Florida A&M University said Thursday that its famed Marching 100 band will return to the field for the first time since its suspension after the hazing death of a drum major nearly two years ago.
The band had been one of the top university marching bands in the United States, but Robert Champion's death and other reports of hazing damaged its reputation.
"We have made a thorough assessment of the students who have auditioned for the band and firmly believe that we are ready to return and positively represent Florida A&M University and its proud students, faculty, alumni and community," Sylvester Young, director of marching and pep bands, said in a statement.
"We embark on this season reflective of the circumstances that led to the band's suspension and are optimistic that this is a new day for the band and the university. Our goal is to support the mission of the university and use this program to recruit top scholars and elevate the stature of the university," he added.

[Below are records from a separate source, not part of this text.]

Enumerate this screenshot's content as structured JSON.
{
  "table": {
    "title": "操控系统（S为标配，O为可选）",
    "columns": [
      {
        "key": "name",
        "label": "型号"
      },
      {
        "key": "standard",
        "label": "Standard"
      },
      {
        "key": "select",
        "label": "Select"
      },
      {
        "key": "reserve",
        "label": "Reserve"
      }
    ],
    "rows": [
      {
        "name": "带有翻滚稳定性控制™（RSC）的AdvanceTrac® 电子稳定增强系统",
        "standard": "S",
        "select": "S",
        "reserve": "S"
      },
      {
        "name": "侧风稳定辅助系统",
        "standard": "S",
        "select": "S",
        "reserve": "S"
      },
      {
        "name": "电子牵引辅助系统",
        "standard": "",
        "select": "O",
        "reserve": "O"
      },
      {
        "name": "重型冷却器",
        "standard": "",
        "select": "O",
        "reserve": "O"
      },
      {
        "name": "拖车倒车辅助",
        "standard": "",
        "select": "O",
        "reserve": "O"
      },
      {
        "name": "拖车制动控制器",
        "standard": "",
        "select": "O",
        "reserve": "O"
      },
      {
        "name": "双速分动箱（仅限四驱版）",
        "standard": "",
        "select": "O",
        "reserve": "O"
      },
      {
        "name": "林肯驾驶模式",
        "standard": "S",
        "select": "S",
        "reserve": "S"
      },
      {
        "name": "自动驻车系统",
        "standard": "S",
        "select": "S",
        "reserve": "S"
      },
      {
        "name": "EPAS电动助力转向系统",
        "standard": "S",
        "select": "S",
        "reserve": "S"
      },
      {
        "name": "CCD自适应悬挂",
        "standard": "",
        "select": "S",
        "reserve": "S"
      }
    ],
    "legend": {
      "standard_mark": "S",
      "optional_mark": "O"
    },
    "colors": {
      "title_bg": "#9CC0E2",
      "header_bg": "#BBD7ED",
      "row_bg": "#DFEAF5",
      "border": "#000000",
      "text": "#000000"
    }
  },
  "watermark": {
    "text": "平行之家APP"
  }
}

The band will perform during the halftime show at the MEAC/SWAC Challenge presented in Orlando, Fla., on Sept. 1, and at other games during the football season.
The university stressed in the statement that positive steps have been taken since Champion's death.
It created an anti-hazing plan that includes a revised student code of conduct, a new anti-hazing website, scheduled campus training and beefed-up procedures for reporting and investigating hazing allegations.
Champion was beaten on a bus after a November 2011 football game in Orlando, as part of a band hazing ritual. The 26-year-old died "within an hour" of the beating, medical examiners reported.
The Marching 100 was suspended shortly after his death.